Assignment
Reproduce the records exactly. Leave the pictures out.
*** Raw data ***
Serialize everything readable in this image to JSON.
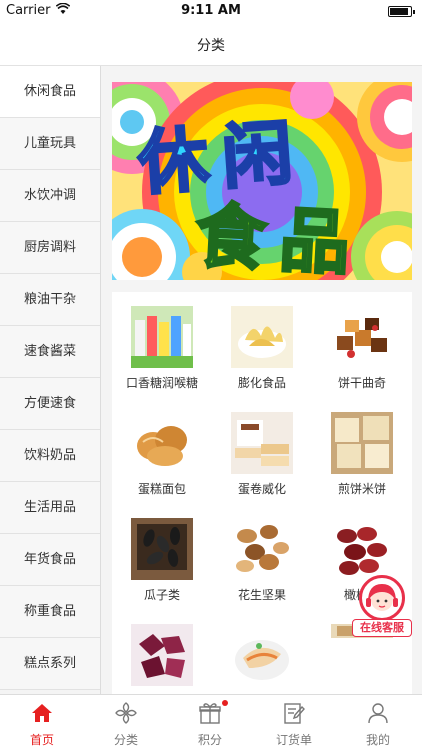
{
  "status_bar": {
    "carrier": "Carrier",
    "time": "9:11 AM"
  },
  "nav": {
    "title": "分类"
  },
  "sidebar": {
    "items": [
      {
        "label": "休闲食品"
      },
      {
        "label": "儿童玩具"
      },
      {
        "label": "水饮冲调"
      },
      {
        "label": "厨房调料"
      },
      {
        "label": "粮油干杂"
      },
      {
        "label": "速食酱菜"
      },
      {
        "label": "方便速食"
      },
      {
        "label": "饮料奶品"
      },
      {
        "label": "生活用品"
      },
      {
        "label": "年货食品"
      },
      {
        "label": "称重食品"
      },
      {
        "label": "糕点系列"
      }
    ],
    "active_index": 0
  },
  "banner": {
    "line1": "休闲",
    "line2": "食品"
  },
  "grid": {
    "items": [
      {
        "label": "口香糖润喉糖"
      },
      {
        "label": "膨化食品"
      },
      {
        "label": "饼干曲奇"
      },
      {
        "label": "蛋糕面包"
      },
      {
        "label": "蛋卷威化"
      },
      {
        "label": "煎饼米饼"
      },
      {
        "label": "瓜子类"
      },
      {
        "label": "花生坚果"
      },
      {
        "label": "橄榄红"
      },
      {
        "label": ""
      },
      {
        "label": ""
      },
      {
        "label": ""
      }
    ]
  },
  "service": {
    "label": "在线客服"
  },
  "tabs": [
    {
      "label": "首页",
      "active": true
    },
    {
      "label": "分类",
      "active": false
    },
    {
      "label": "积分",
      "active": false,
      "badge": true
    },
    {
      "label": "订货单",
      "active": false
    },
    {
      "label": "我的",
      "active": false
    }
  ],
  "colors": {
    "accent": "#e62020",
    "service": "#e8304a"
  }
}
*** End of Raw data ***
Answer space
Serialize everything readable in this image to JSON.
{
  "status_bar": {
    "carrier": "Carrier",
    "time": "9:11 AM"
  },
  "nav": {
    "title": "分类"
  },
  "sidebar": {
    "items": [
      {
        "label": "休闲食品"
      },
      {
        "label": "儿童玩具"
      },
      {
        "label": "水饮冲调"
      },
      {
        "label": "厨房调料"
      },
      {
        "label": "粮油干杂"
      },
      {
        "label": "速食酱菜"
      },
      {
        "label": "方便速食"
      },
      {
        "label": "饮料奶品"
      },
      {
        "label": "生活用品"
      },
      {
        "label": "年货食品"
      },
      {
        "label": "称重食品"
      },
      {
        "label": "糕点系列"
      }
    ],
    "active_index": 0
  },
  "banner": {
    "line1": "休闲",
    "line2": "食品"
  },
  "grid": {
    "items": [
      {
        "label": "口香糖润喉糖"
      },
      {
        "label": "膨化食品"
      },
      {
        "label": "饼干曲奇"
      },
      {
        "label": "蛋糕面包"
      },
      {
        "label": "蛋卷威化"
      },
      {
        "label": "煎饼米饼"
      },
      {
        "label": "瓜子类"
      },
      {
        "label": "花生坚果"
      },
      {
        "label": "橄榄红"
      },
      {
        "label": ""
      },
      {
        "label": ""
      },
      {
        "label": ""
      }
    ]
  },
  "service": {
    "label": "在线客服"
  },
  "tabs": [
    {
      "label": "首页",
      "active": true
    },
    {
      "label": "分类",
      "active": false
    },
    {
      "label": "积分",
      "active": false,
      "badge": true
    },
    {
      "label": "订货单",
      "active": false
    },
    {
      "label": "我的",
      "active": false
    }
  ],
  "colors": {
    "accent": "#e62020",
    "service": "#e8304a"
  }
}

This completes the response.